> [TASK STATEMENT]: Output what the records say, word for word, with no images.
#### RECORDS FOR THIS TASK ####
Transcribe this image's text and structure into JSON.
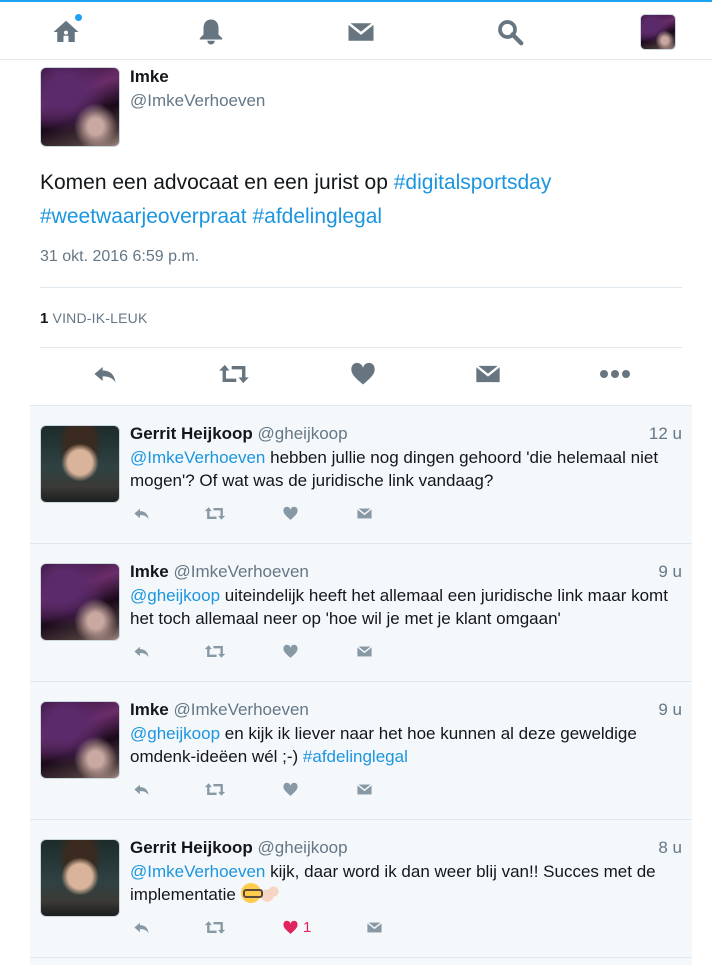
{
  "topbar": {
    "icons": [
      "home-icon",
      "bell-icon",
      "envelope-icon",
      "search-icon"
    ],
    "accent": "#1da1f2"
  },
  "main_tweet": {
    "name": "Imke",
    "handle": "@ImkeVerhoeven",
    "text_plain": "Komen een advocaat en een jurist op ",
    "hashtag1": "#digitalsportsday",
    "hashtag2": "#weetwaarjeoverpraat",
    "hashtag3": "#afdelinglegal",
    "date": "31 okt. 2016 6:59 p.m.",
    "likes_count": "1",
    "likes_label": "VIND-IK-LEUK"
  },
  "replies": [
    {
      "name": "Gerrit Heijkoop",
      "handle": "@gheijkoop",
      "time": "12 u",
      "mention": "@ImkeVerhoeven",
      "text": " hebben jullie nog dingen gehoord 'die helemaal niet mogen'? Of wat was de juridische link vandaag?"
    },
    {
      "name": "Imke",
      "handle": "@ImkeVerhoeven",
      "time": "9 u",
      "mention": "@gheijkoop",
      "text": " uiteindelijk heeft het allemaal een juridische link maar komt het toch allemaal neer op 'hoe wil je met je klant omgaan'"
    },
    {
      "name": "Imke",
      "handle": "@ImkeVerhoeven",
      "time": "9 u",
      "mention": "@gheijkoop",
      "text": " en kijk ik liever naar het hoe kunnen al deze geweldige omdenk-ideëen wél ;-) ",
      "hashtag": "#afdelinglegal"
    },
    {
      "name": "Gerrit Heijkoop",
      "handle": "@gheijkoop",
      "time": "8 u",
      "mention": "@ImkeVerhoeven",
      "text": " kijk, daar word ik dan weer blij van!! Succes met de implementatie ",
      "like_count": "1"
    }
  ],
  "colors": {
    "link": "#1b95e0",
    "like": "#e0245e",
    "muted": "#657786",
    "reply_bg": "#f5f8fa"
  }
}
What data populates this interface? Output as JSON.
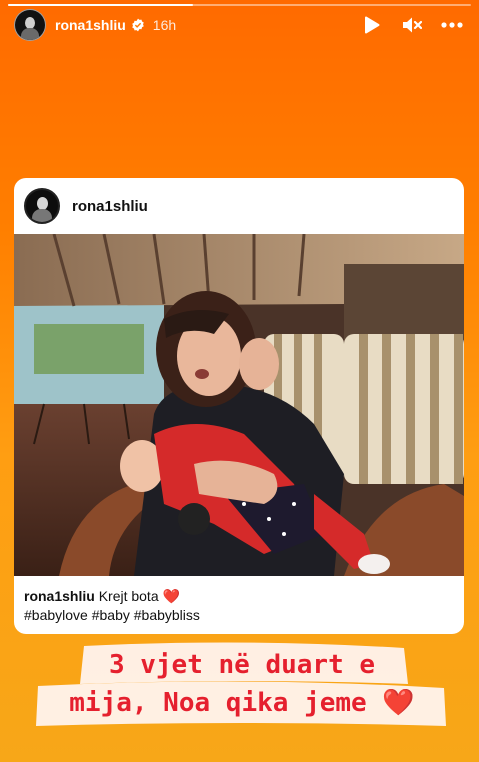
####
> [EXPECTED ANSWER]:
Transcribe this image's text and structure into JSON.
{
  "topbar": {
    "icons": [
      "home-icon",
      "bell-icon",
      "envelope-icon",
      "search-icon"
    ],
    "accent": "#1da1f2"
  },
  "main_tweet": {
    "name": "Imke",
    "handle": "@ImkeVerhoeven",
    "text_plain": "Komen een advocaat en een jurist op ",
    "hashtag1": "#digitalsportsday",
    "hashtag2": "#weetwaarjeoverpraat",
    "hashtag3": "#afdelinglegal",
    "date": "31 okt. 2016 6:59 p.m.",
    "likes_count": "1",
    "likes_label": "VIND-IK-LEUK"
  },
  "replies": [
    {
      "name": "Gerrit Heijkoop",
      "handle": "@gheijkoop",
      "time": "12 u",
      "mention": "@ImkeVerhoeven",
      "text": " hebben jullie nog dingen gehoord 'die helemaal niet mogen'? Of wat was de juridische link vandaag?"
    },
    {
      "name": "Imke",
      "handle": "@ImkeVerhoeven",
      "time": "9 u",
      "mention": "@gheijkoop",
      "text": " uiteindelijk heeft het allemaal een juridische link maar komt het toch allemaal neer op 'hoe wil je met je klant omgaan'"
    },
    {
      "name": "Imke",
      "handle": "@ImkeVerhoeven",
      "time": "9 u",
      "mention": "@gheijkoop",
      "text": " en kijk ik liever naar het hoe kunnen al deze geweldige omdenk-ideëen wél ;-) ",
      "hashtag": "#afdelinglegal"
    },
    {
      "name": "Gerrit Heijkoop",
      "handle": "@gheijkoop",
      "time": "8 u",
      "mention": "@ImkeVerhoeven",
      "text": " kijk, daar word ik dan weer blij van!! Succes met de implementatie ",
      "like_count": "1"
    }
  ],
  "colors": {
    "link": "#1b95e0",
    "like": "#e0245e",
    "muted": "#657786",
    "reply_bg": "#f5f8fa"
  }
}
What data populates this interface? Output as JSON.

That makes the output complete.